● **Exercise goal**: Go through the records below and copy out every line that contains the word "Jussaume".
---
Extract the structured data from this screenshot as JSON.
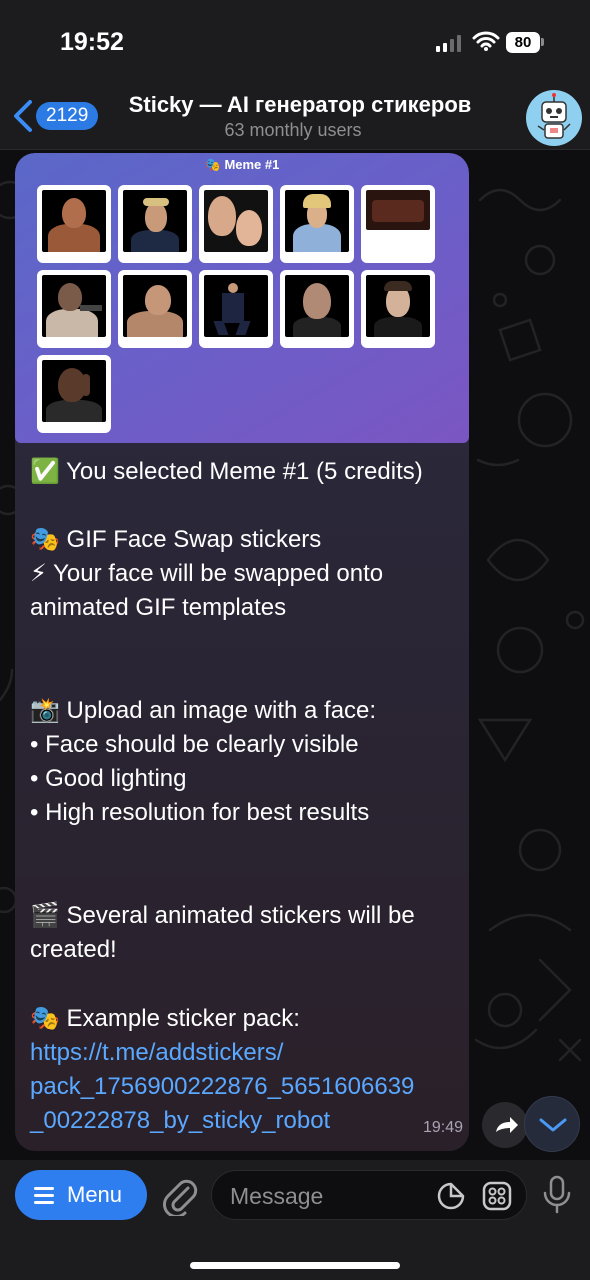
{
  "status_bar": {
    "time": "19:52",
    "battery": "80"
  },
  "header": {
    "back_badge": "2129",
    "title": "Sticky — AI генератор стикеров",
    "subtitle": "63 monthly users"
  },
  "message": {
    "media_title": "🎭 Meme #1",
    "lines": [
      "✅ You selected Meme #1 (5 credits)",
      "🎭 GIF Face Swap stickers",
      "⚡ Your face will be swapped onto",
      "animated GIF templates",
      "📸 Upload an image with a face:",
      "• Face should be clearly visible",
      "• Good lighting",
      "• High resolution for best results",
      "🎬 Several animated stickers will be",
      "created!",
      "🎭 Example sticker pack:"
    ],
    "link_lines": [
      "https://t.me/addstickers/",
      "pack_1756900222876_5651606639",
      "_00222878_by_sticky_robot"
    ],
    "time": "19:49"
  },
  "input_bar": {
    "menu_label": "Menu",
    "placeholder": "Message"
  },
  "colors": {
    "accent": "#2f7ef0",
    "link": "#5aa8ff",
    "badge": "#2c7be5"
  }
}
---
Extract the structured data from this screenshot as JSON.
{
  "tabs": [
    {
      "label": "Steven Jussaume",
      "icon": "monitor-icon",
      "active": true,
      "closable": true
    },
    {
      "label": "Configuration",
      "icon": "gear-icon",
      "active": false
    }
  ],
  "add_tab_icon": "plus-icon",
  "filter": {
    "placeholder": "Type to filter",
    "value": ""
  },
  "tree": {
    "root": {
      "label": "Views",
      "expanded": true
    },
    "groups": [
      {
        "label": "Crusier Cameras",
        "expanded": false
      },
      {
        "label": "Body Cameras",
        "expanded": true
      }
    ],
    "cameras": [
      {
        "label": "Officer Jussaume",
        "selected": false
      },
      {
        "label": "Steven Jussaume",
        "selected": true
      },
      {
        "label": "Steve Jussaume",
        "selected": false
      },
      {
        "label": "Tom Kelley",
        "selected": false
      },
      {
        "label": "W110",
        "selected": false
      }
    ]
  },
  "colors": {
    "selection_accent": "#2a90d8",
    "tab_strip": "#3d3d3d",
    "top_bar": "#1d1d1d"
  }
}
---
● **Exercise answer**:
      "label": "Steven Jussaume",
        "label": "Officer Jussaume",
        "label": "Steven Jussaume",
        "label": "Steve Jussaume",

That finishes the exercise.